--- YOUR INSTRUCTIONS ---
Could you tally the lines of the entries that carry the string "Windows"? Reply with the number and nothing more.

--- RECORDS FOR PROCESSING ---

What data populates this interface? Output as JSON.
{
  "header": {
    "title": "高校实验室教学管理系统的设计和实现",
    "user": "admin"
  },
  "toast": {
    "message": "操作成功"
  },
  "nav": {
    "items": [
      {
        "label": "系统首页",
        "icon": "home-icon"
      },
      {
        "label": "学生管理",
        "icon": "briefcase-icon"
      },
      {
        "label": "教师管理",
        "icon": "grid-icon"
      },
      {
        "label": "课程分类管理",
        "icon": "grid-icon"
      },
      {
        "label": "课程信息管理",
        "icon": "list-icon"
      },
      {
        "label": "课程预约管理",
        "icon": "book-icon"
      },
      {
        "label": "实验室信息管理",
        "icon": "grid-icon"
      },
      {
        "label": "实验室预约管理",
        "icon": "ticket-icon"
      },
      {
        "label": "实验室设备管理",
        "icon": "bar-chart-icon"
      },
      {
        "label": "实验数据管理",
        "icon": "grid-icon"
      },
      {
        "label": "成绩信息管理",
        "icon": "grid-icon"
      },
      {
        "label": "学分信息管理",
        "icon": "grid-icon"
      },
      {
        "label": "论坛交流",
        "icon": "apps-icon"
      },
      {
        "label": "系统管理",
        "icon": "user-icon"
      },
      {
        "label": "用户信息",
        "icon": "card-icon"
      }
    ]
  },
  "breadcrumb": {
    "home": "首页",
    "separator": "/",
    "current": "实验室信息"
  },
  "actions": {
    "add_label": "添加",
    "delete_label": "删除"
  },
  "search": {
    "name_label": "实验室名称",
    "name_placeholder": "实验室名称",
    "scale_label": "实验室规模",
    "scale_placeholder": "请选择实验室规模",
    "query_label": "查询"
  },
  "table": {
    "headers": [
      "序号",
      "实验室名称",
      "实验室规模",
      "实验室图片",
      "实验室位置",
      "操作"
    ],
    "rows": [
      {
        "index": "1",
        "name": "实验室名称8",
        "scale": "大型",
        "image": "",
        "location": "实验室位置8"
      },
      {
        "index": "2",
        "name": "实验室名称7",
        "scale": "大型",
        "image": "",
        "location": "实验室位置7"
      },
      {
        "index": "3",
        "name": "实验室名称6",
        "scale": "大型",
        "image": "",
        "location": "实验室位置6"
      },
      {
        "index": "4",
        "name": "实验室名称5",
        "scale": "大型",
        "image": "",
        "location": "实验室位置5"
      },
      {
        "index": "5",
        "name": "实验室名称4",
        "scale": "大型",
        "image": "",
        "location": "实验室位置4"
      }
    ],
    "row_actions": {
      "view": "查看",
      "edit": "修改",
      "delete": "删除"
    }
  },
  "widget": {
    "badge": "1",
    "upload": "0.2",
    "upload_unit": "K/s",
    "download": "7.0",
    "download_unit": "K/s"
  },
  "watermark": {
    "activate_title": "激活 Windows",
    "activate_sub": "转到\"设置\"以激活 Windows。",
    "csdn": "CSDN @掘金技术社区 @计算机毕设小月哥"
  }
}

--- YOUR SOLUTION ---
2